═══ Input records ═══
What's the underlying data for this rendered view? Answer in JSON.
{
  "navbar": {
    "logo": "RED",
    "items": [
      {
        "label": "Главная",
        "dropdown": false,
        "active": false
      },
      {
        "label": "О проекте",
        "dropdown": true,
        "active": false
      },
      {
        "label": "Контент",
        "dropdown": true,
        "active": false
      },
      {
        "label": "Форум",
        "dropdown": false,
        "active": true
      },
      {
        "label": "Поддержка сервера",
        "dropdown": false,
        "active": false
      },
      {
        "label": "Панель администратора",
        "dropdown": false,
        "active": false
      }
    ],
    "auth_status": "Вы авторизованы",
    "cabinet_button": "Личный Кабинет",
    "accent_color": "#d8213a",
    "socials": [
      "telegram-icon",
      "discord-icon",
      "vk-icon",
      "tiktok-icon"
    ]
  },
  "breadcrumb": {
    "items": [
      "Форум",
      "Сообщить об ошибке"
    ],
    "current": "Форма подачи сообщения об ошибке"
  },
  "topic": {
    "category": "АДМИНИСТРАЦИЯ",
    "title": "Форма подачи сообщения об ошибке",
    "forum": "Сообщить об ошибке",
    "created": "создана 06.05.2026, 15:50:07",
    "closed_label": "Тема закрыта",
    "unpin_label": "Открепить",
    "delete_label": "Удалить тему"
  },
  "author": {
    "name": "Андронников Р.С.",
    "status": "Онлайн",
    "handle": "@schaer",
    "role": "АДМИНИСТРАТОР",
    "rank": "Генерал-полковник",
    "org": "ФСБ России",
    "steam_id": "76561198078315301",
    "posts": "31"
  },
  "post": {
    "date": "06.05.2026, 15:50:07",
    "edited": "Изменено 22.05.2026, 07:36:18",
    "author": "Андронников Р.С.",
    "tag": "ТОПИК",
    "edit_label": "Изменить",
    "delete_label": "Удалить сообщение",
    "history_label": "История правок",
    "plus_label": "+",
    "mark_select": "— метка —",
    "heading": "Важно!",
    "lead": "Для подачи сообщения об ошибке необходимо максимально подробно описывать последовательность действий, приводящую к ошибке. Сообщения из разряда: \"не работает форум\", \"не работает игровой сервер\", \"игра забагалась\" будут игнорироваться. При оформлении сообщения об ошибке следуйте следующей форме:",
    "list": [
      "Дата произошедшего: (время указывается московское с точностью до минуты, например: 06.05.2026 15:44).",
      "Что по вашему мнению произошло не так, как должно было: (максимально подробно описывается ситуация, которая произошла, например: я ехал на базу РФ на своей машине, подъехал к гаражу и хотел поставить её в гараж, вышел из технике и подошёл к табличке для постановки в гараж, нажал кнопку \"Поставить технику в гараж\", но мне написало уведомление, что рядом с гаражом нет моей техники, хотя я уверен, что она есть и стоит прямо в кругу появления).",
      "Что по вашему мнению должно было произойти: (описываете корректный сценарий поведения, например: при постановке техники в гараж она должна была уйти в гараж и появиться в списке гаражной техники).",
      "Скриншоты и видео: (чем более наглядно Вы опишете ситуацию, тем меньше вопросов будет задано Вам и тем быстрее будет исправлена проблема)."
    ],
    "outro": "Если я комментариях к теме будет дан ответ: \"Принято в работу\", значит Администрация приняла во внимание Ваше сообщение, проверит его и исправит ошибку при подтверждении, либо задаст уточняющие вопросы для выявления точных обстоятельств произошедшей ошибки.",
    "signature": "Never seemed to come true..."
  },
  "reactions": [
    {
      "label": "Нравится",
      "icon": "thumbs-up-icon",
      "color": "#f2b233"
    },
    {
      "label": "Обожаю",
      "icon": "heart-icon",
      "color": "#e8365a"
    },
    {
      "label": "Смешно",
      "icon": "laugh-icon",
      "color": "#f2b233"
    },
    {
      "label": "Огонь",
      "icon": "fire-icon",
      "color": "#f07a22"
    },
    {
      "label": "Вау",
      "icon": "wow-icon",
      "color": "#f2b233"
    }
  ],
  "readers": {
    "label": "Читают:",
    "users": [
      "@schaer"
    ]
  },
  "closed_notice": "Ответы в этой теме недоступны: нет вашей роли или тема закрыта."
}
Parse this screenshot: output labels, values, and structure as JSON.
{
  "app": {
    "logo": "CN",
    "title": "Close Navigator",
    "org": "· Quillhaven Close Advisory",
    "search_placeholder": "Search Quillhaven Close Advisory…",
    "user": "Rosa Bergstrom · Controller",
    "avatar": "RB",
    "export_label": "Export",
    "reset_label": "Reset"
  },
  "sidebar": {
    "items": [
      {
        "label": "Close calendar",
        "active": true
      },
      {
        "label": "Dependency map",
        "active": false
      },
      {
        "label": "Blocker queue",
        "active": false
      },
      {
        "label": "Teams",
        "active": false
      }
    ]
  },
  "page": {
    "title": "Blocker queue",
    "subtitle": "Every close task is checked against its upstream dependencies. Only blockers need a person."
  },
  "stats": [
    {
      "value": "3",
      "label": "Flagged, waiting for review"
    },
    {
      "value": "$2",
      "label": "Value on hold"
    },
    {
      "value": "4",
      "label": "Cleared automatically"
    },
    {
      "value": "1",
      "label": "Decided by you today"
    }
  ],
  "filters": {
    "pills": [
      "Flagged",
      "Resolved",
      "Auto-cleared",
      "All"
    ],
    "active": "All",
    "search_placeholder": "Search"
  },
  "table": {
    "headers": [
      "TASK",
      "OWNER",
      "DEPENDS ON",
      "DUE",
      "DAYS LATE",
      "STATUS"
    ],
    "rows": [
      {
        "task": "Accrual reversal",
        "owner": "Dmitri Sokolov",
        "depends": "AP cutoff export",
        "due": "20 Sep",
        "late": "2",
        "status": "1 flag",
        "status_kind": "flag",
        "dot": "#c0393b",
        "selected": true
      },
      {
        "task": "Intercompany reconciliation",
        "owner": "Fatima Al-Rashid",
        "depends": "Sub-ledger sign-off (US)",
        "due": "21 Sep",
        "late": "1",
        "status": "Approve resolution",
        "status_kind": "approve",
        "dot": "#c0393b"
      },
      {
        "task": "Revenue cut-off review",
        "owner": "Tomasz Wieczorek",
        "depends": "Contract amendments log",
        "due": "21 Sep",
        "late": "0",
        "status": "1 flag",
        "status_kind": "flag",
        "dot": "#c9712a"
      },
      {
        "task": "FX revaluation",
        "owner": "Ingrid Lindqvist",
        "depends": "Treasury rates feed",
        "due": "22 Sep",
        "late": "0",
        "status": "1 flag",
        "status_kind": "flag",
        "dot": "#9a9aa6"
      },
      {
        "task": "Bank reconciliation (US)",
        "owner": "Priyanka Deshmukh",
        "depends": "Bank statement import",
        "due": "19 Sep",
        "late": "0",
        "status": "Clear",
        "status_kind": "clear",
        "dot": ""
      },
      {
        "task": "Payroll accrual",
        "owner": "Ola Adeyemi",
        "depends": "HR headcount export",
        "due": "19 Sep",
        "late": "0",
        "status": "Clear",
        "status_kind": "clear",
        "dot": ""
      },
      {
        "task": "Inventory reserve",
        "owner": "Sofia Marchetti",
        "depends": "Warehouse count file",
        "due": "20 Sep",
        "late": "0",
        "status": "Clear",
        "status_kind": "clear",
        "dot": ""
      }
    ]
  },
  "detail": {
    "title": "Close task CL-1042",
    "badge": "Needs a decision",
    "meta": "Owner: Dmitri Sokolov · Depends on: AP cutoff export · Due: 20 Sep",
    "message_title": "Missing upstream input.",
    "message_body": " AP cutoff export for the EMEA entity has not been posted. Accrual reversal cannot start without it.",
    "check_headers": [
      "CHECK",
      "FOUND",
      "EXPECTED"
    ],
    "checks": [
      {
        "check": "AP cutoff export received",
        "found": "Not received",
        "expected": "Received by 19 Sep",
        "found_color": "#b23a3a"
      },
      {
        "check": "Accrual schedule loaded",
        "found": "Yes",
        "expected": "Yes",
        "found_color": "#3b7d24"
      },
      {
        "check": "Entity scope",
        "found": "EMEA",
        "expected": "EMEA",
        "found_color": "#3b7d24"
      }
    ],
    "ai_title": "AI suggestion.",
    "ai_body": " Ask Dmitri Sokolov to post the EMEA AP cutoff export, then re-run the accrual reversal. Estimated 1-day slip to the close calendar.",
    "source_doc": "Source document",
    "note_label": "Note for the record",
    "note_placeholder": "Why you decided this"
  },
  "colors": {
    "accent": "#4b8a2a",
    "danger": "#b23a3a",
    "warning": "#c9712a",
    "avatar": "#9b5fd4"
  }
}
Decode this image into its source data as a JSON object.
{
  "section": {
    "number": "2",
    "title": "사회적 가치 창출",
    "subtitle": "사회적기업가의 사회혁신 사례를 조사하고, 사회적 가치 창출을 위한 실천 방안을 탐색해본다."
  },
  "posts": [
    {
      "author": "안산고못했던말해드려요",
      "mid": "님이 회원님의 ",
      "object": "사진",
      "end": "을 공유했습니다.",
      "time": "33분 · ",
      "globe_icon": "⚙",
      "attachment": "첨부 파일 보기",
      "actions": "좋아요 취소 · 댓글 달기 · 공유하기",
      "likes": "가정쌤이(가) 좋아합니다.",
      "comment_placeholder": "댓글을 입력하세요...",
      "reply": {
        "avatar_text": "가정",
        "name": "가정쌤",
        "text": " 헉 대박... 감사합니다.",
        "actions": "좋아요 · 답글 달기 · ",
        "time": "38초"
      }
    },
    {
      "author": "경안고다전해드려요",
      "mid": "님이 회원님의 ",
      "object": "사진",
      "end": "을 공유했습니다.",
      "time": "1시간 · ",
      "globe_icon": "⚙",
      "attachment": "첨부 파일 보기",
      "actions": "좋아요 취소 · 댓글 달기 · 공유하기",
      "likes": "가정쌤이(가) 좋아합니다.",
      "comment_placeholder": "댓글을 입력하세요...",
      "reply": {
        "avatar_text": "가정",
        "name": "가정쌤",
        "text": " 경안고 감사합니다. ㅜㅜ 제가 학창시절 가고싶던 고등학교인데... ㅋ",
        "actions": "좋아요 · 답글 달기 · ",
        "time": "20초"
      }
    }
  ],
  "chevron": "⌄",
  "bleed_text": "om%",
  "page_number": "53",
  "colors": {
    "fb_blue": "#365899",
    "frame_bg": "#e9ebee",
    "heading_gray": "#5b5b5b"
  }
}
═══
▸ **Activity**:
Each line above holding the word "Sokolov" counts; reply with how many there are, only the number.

▸ **Answer to the problem**:
3